Maithri beautifully reminded his audience of the great Gandhi who gave himself up for a noble cause. He reminded the audience about Nelson Mandela who languished in prison for 27 years; how he achieved his power- goal, completed his mission for South Africa, never asked for another term and handed over to another leader elected under democratic rule. The audience gave Maithri a rapturous endorsement when he said: “I am no Gandhi. I am no Nelson Mandela. But I regard the spirituality and philosophy of these personages in the highest esteem.” Maithri gave just 100 days to demolish the Executive Presidential system and restore parliamentary democracy in Sri Lanka under which every party can live and compete peacefully for the popular vote.

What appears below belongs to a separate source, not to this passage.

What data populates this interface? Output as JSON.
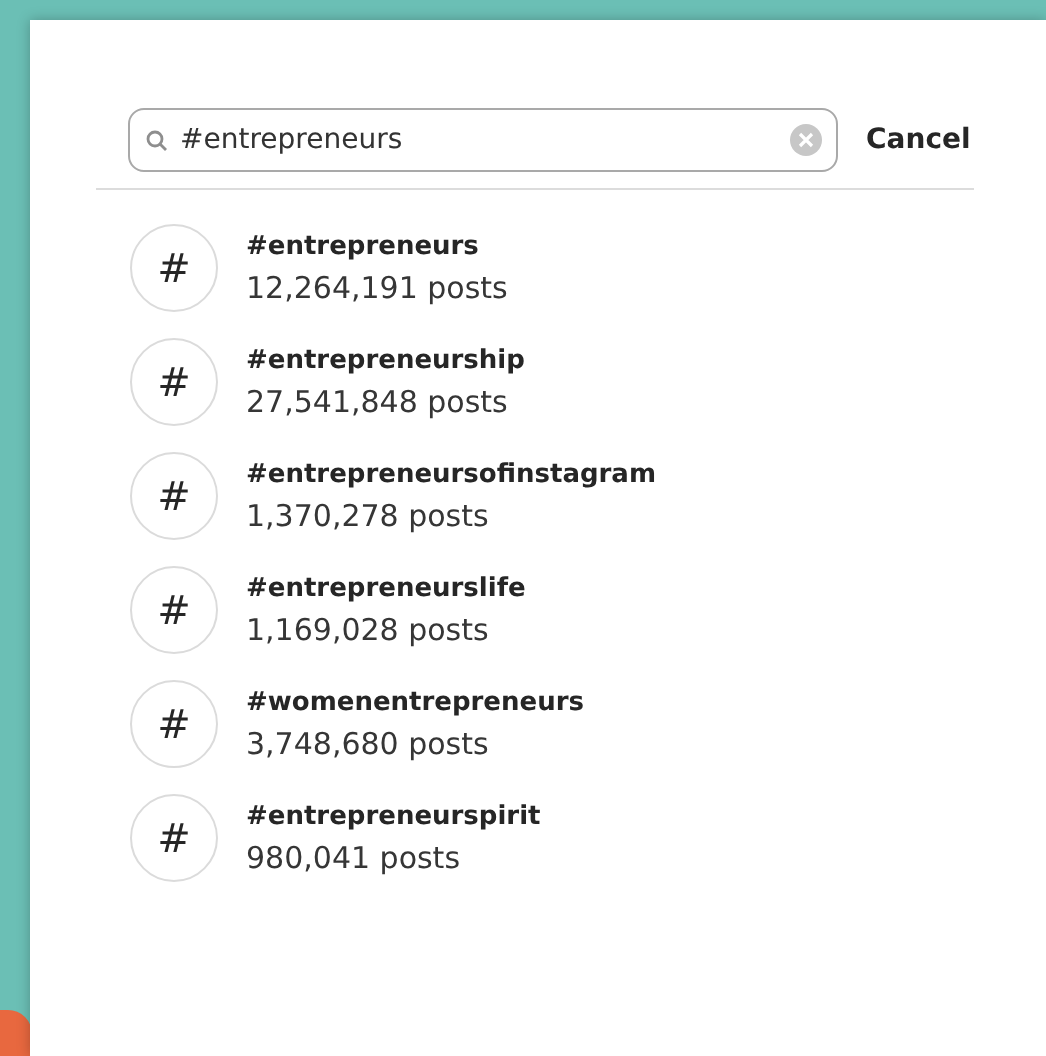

I thought, for an ordinary farmer’s son who grew in a colonization scheme built by DS Senanayake (Maithri mentioned this) this was most amazing. I have listened to Oxford-educated politicians of Sri Lanka but the latter were no par with the understanding that Maithri exhibited. He showed considerable restraint, used the right metaphors and demonstrated a clarity of thinking that converted me into a fan. To a cognitively receptive and intelligent person political experience is adequate to impart a sophisticated level of self-education, I thought. Here is a leader with his feet firmly on the ground who does rise far above ground.
Sri Lankans must join hands to shed this path toward a dictatorial system that most unfortunately its current President has set out to inflict on the people. Sri Lankans, unlike citizens inhabiting the arenas of dictatorial establishments in countries like Africa, are an intelligent, literate, educated, freedom-loving people. Democracy has been comfortably rooted in this beautiful island. Many a time have Sri Lankans exercised their franchise to change governments. This very possibility of change acted as a check and balance on a ruling elite. It was an open society that the island possessed. Diversities had been respected and popular consent constantly sought. Information was open. Why on earth has Mahinda Rajapakse sought to lock the island in a dictatorial system? Mahinda does have a problem with his close associates and sycophants who have contributed toward a delusional personality disorder that he now suffers from. The end would be that the people will forget even the good he had done.